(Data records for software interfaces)
[Start of Attachment]

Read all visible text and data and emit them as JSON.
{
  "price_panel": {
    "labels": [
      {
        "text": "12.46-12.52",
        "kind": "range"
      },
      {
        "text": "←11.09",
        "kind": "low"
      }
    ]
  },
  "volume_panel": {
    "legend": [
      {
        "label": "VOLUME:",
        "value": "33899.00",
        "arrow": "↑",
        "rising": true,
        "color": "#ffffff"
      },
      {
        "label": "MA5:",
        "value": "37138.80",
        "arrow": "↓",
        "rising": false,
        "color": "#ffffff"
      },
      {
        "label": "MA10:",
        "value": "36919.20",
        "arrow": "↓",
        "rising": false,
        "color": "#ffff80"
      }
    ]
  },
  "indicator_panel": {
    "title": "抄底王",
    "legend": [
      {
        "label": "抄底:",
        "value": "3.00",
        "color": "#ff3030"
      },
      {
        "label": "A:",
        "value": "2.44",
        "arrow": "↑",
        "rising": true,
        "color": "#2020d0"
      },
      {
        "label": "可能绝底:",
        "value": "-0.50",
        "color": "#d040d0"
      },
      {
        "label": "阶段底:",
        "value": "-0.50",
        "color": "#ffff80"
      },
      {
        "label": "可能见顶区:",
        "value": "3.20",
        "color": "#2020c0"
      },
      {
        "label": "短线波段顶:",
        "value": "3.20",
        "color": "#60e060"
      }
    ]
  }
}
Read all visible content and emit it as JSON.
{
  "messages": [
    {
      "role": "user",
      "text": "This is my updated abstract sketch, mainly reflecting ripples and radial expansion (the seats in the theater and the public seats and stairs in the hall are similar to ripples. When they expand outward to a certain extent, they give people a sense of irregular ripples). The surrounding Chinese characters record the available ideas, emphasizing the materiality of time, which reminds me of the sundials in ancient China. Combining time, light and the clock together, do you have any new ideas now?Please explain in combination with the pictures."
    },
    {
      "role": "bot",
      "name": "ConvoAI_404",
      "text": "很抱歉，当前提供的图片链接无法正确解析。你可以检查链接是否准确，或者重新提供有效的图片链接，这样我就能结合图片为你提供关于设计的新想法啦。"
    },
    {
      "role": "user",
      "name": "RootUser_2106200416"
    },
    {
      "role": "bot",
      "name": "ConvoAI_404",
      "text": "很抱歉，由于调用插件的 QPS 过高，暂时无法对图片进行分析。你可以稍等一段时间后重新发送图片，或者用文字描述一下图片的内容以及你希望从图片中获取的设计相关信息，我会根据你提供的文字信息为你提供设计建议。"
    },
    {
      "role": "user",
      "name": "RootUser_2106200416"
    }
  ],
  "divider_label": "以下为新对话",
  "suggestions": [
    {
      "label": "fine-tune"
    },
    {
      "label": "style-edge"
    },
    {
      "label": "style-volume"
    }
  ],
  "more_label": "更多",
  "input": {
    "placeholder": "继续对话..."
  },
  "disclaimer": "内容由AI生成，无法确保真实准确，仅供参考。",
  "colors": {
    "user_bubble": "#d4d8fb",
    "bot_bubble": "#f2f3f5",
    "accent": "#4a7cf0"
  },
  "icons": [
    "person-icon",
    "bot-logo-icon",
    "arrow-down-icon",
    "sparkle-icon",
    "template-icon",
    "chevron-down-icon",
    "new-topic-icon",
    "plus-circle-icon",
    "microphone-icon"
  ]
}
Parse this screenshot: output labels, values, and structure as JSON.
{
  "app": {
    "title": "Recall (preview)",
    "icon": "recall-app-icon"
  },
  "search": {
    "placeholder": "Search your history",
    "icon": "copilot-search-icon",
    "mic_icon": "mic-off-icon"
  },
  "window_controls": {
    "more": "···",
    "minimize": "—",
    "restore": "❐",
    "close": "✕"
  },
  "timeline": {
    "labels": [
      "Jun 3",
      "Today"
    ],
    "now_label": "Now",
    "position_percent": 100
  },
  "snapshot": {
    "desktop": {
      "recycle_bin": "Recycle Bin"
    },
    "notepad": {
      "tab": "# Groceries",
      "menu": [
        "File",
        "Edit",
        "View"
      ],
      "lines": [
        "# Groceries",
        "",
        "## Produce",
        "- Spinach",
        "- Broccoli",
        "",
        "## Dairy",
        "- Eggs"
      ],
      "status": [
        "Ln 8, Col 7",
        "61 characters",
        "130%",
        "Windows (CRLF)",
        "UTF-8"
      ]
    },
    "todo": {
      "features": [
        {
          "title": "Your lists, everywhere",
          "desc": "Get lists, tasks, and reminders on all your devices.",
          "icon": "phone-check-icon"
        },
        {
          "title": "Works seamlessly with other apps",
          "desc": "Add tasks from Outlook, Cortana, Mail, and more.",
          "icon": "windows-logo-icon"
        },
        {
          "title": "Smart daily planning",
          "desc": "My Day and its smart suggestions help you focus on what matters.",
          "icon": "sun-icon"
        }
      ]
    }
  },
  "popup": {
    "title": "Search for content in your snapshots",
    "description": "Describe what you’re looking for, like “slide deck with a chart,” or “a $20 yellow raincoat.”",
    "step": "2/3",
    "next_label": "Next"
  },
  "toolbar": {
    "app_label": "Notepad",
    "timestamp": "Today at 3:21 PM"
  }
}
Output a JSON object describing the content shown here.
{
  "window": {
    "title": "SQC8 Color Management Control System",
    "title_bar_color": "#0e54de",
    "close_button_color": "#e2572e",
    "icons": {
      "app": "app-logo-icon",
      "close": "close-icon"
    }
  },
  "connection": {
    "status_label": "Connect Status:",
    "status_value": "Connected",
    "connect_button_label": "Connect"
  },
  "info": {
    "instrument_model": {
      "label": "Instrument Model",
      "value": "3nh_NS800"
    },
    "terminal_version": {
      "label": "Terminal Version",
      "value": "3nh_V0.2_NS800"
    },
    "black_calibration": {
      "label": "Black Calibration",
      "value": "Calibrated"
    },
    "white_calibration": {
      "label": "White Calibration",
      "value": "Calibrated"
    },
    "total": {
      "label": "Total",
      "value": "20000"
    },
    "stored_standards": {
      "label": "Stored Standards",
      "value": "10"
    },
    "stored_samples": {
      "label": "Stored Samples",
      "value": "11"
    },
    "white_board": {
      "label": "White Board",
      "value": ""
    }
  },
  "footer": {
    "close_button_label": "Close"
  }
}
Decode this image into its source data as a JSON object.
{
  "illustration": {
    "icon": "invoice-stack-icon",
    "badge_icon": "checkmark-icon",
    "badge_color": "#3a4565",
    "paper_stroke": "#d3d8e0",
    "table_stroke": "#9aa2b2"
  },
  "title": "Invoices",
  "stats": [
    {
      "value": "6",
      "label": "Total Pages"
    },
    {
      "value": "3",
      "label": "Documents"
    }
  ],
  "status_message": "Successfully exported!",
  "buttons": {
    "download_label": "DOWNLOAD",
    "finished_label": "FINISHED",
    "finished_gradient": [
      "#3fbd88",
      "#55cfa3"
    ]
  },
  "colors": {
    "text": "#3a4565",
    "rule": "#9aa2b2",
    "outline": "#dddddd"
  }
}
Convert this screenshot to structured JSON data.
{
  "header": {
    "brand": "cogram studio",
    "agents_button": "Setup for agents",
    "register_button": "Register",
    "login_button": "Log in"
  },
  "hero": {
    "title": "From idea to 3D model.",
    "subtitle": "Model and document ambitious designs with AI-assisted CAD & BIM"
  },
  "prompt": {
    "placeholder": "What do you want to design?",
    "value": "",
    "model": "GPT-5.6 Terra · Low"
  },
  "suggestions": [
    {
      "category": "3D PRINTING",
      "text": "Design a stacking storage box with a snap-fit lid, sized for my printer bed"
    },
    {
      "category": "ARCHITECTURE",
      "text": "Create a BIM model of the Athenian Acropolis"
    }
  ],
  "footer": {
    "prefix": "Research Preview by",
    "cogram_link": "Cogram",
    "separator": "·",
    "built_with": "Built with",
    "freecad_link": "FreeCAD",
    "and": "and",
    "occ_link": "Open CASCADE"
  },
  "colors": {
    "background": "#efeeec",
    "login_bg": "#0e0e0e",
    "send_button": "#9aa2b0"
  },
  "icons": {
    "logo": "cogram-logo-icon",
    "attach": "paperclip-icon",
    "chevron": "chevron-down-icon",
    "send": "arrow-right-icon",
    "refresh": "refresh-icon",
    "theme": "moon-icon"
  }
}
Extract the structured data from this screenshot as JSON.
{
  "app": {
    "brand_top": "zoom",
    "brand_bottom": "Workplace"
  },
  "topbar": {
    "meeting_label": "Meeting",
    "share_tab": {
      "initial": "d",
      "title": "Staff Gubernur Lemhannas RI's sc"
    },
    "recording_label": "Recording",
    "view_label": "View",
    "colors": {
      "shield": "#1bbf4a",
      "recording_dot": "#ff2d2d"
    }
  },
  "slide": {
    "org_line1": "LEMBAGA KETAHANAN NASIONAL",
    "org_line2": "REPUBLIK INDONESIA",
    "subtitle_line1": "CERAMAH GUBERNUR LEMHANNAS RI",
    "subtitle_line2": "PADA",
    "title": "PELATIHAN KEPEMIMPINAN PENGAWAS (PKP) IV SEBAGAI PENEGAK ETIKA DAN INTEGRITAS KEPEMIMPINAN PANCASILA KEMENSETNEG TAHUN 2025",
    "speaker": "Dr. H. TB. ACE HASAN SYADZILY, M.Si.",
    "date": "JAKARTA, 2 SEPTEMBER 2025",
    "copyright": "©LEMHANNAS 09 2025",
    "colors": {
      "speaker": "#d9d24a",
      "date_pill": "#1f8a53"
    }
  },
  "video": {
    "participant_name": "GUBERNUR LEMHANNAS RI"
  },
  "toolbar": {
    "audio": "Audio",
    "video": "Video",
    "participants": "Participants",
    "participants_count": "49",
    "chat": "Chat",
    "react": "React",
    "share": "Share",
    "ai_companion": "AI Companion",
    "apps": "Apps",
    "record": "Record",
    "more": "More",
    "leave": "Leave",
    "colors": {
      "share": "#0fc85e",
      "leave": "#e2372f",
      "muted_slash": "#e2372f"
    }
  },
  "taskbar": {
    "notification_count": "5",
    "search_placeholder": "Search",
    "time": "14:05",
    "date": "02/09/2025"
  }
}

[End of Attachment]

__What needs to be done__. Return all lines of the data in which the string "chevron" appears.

__Solution for this problem__.
    "chevron-down-icon",
    "chevron": "chevron-down-icon",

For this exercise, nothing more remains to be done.